### YOUR TASK:
Going through the entries below, count each line that holds "DESCHAMPS" and give only the total.

### DATA FOR THIS EXERCISE:
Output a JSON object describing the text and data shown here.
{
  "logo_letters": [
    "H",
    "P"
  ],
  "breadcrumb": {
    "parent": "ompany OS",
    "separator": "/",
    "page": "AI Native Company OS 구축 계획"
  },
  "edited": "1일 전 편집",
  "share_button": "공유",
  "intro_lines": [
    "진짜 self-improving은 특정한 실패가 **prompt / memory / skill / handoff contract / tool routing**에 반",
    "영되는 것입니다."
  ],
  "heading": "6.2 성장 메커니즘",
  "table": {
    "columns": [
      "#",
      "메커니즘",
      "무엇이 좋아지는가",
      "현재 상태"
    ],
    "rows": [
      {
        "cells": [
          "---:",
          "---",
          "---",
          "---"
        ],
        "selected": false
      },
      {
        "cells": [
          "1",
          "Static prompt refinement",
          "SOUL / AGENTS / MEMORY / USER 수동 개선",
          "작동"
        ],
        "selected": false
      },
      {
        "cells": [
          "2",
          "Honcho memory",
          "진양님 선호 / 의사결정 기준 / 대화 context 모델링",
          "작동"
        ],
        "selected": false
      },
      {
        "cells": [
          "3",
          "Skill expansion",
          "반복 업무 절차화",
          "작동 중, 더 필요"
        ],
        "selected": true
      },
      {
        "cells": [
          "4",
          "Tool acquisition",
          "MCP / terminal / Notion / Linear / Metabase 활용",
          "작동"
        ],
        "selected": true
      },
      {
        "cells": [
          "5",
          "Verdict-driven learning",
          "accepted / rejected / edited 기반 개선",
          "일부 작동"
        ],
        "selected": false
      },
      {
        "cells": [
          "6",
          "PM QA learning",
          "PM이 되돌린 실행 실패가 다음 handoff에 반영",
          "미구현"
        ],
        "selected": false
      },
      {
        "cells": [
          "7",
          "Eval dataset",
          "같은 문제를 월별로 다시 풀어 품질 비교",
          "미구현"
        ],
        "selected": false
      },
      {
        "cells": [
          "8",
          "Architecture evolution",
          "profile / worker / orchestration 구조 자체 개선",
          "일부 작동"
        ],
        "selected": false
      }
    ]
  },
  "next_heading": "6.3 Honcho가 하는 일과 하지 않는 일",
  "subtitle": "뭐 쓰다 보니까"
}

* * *

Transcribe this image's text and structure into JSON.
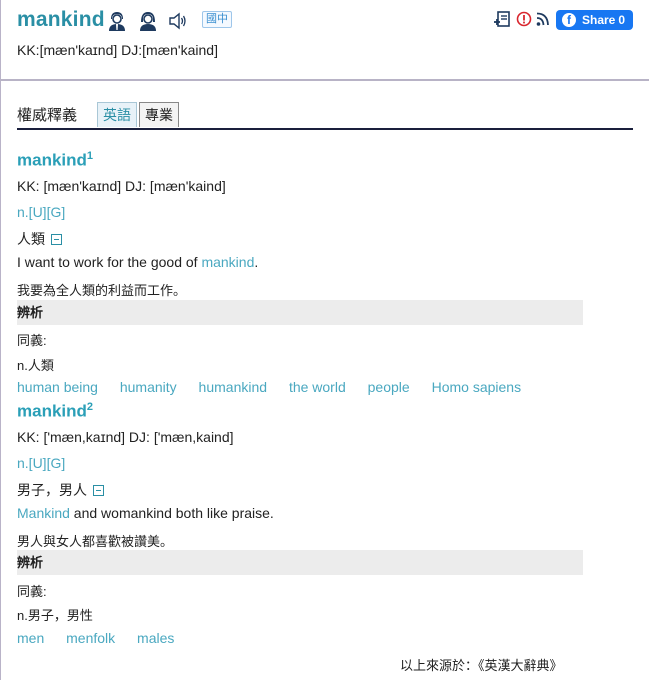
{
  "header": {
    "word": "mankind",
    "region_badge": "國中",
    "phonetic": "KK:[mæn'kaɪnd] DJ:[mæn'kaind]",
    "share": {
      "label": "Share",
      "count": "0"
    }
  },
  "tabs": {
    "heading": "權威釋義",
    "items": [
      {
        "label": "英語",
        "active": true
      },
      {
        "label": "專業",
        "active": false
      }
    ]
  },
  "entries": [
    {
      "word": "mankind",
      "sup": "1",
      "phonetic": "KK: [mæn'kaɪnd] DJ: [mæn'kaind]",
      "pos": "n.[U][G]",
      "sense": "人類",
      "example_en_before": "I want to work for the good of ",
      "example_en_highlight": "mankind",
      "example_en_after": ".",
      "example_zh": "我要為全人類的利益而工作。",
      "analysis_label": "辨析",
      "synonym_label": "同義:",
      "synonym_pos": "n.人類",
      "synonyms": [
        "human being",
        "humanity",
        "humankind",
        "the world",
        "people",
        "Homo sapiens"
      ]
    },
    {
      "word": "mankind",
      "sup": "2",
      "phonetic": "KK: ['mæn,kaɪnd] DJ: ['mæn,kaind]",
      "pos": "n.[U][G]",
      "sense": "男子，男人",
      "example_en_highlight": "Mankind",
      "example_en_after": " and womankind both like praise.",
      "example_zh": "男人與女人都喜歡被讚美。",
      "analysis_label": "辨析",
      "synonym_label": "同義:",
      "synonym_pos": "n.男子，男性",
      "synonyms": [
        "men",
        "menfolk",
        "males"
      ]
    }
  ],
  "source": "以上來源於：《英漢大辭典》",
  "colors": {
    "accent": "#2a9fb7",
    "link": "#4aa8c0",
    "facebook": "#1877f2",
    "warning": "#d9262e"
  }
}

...

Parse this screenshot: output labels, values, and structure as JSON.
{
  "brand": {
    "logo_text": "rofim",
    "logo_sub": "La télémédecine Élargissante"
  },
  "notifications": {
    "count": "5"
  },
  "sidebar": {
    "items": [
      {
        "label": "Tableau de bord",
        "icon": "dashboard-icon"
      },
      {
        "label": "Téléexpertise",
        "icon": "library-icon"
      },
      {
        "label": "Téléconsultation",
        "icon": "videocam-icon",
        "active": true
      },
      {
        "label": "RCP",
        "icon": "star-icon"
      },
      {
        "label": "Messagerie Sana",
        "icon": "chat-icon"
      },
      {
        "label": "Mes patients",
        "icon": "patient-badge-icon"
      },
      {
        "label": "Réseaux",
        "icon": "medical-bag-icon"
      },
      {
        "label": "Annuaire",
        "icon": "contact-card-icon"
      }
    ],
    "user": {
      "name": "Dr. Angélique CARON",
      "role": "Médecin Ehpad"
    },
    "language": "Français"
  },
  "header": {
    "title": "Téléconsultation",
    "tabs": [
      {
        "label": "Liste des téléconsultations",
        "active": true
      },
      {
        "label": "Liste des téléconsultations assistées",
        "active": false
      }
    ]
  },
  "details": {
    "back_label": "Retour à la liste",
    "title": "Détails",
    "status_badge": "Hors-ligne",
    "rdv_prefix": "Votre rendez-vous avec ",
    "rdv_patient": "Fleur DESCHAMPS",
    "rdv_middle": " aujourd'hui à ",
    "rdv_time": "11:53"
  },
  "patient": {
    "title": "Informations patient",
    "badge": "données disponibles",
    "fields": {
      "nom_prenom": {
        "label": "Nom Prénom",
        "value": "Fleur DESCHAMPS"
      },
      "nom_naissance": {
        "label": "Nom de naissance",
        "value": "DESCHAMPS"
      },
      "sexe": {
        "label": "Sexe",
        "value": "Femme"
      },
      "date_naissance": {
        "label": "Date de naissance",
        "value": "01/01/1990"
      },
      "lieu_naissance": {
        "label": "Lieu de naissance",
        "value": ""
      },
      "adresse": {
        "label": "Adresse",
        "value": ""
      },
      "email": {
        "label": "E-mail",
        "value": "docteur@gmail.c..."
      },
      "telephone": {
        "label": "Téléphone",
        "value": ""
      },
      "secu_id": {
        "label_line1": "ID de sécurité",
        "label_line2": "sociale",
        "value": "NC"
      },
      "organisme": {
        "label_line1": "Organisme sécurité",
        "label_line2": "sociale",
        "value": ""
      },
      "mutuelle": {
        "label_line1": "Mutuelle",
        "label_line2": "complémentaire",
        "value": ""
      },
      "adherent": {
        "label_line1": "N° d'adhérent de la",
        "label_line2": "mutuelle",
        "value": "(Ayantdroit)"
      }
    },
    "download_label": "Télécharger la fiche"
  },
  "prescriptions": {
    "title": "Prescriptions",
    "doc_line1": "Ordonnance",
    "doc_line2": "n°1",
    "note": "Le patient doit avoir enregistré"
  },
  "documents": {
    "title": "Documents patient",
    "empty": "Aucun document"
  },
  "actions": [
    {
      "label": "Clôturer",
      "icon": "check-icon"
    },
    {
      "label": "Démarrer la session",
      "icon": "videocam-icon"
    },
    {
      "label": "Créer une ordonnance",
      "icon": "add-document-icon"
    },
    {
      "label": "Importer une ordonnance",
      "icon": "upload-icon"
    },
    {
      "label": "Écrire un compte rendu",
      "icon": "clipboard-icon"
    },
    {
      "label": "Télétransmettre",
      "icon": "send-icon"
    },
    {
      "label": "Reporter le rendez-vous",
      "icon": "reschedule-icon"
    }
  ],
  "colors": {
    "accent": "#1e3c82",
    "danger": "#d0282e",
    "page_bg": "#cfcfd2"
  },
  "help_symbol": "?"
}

### ANSWER TO THE PROBLEM:
3